Entries from a dataset of interfaces:

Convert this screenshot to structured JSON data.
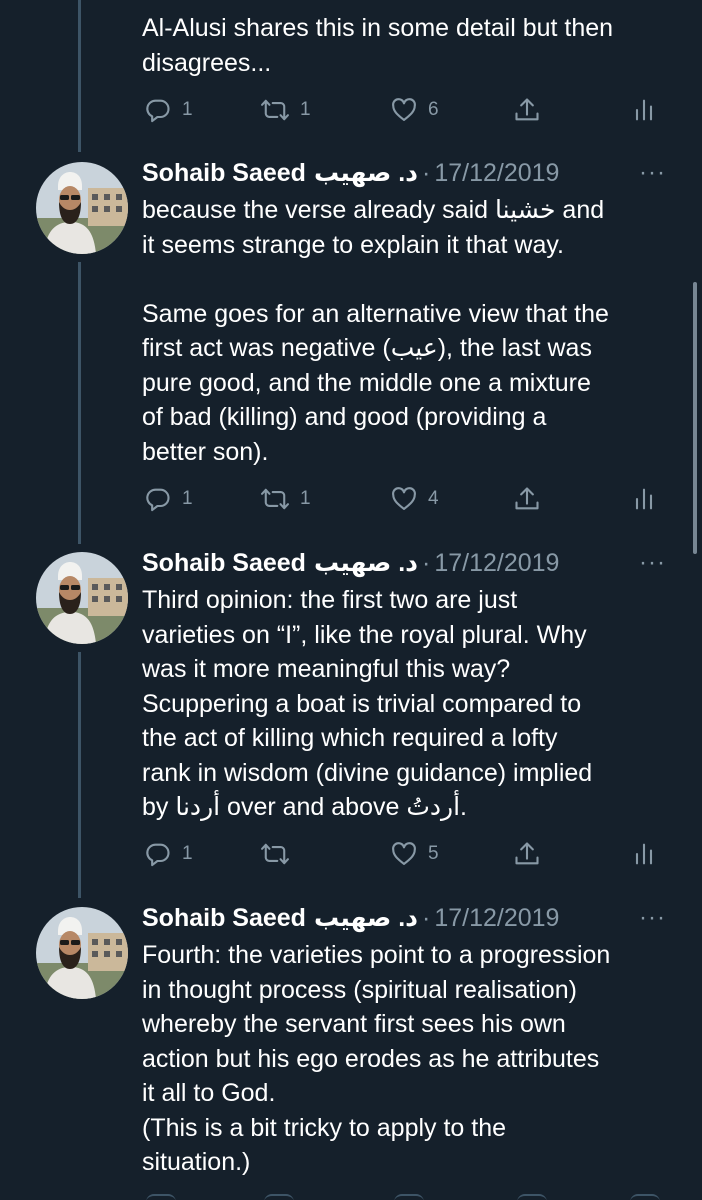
{
  "colors": {
    "background": "#15202b",
    "primary_text": "#ffffff",
    "secondary_text": "#8899a6",
    "thread_line": "#3d5466"
  },
  "icons": {
    "reply": "speech-bubble",
    "retweet": "retweet-arrows",
    "like": "heart",
    "share": "share-arrow-up",
    "analytics": "bar-chart",
    "more": "horizontal-ellipsis"
  },
  "tweets": [
    {
      "text": "Al-Alusi shares this in some detail but then\ndisagrees...",
      "actions": {
        "reply": "1",
        "retweet": "1",
        "like": "6"
      }
    },
    {
      "author": "Sohaib Saeed",
      "author_ar": "د. صهيب",
      "separator": "·",
      "date": "17/12/2019",
      "more": "···",
      "text_1": "because the verse already said خشينا and\nit seems strange to explain it that way.",
      "text_2": "Same goes for an alternative view that the\nfirst act was negative (عيب), the last was\npure good, and the middle one a mixture\nof bad (killing) and good (providing a\nbetter son).",
      "actions": {
        "reply": "1",
        "retweet": "1",
        "like": "4"
      }
    },
    {
      "author": "Sohaib Saeed",
      "author_ar": "د. صهيب",
      "separator": "·",
      "date": "17/12/2019",
      "more": "···",
      "text": "Third opinion: the first two are just\nvarieties on “I”, like the royal plural. Why\nwas it more meaningful this way?\nScuppering a boat is trivial compared to\nthe act of killing which required a lofty\nrank in wisdom (divine guidance) implied\nby أردنا over and above أردتُ.",
      "actions": {
        "reply": "1",
        "retweet": "",
        "like": "5"
      }
    },
    {
      "author": "Sohaib Saeed",
      "author_ar": "د. صهيب",
      "separator": "·",
      "date": "17/12/2019",
      "more": "···",
      "text": "Fourth: the varieties point to a progression\nin thought process (spiritual realisation)\nwhereby the servant first sees his own\naction but his ego erodes as he attributes\nit all to God.\n(This is a bit tricky to apply to the\nsituation.)"
    }
  ]
}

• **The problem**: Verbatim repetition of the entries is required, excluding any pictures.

• **Your solution**:
Convert this screenshot to structured JSON data.
{
  "colors": {
    "background": "#15202b",
    "primary_text": "#ffffff",
    "secondary_text": "#8899a6",
    "thread_line": "#3d5466"
  },
  "icons": {
    "reply": "speech-bubble",
    "retweet": "retweet-arrows",
    "like": "heart",
    "share": "share-arrow-up",
    "analytics": "bar-chart",
    "more": "horizontal-ellipsis"
  },
  "tweets": [
    {
      "text": "Al-Alusi shares this in some detail but then\ndisagrees...",
      "actions": {
        "reply": "1",
        "retweet": "1",
        "like": "6"
      }
    },
    {
      "author": "Sohaib Saeed",
      "author_ar": "د. صهيب",
      "separator": "·",
      "date": "17/12/2019",
      "more": "···",
      "text_1": "because the verse already said خشينا and\nit seems strange to explain it that way.",
      "text_2": "Same goes for an alternative view that the\nfirst act was negative (عيب), the last was\npure good, and the middle one a mixture\nof bad (killing) and good (providing a\nbetter son).",
      "actions": {
        "reply": "1",
        "retweet": "1",
        "like": "4"
      }
    },
    {
      "author": "Sohaib Saeed",
      "author_ar": "د. صهيب",
      "separator": "·",
      "date": "17/12/2019",
      "more": "···",
      "text": "Third opinion: the first two are just\nvarieties on “I”, like the royal plural. Why\nwas it more meaningful this way?\nScuppering a boat is trivial compared to\nthe act of killing which required a lofty\nrank in wisdom (divine guidance) implied\nby أردنا over and above أردتُ.",
      "actions": {
        "reply": "1",
        "retweet": "",
        "like": "5"
      }
    },
    {
      "author": "Sohaib Saeed",
      "author_ar": "د. صهيب",
      "separator": "·",
      "date": "17/12/2019",
      "more": "···",
      "text": "Fourth: the varieties point to a progression\nin thought process (spiritual realisation)\nwhereby the servant first sees his own\naction but his ego erodes as he attributes\nit all to God.\n(This is a bit tricky to apply to the\nsituation.)"
    }
  ]
}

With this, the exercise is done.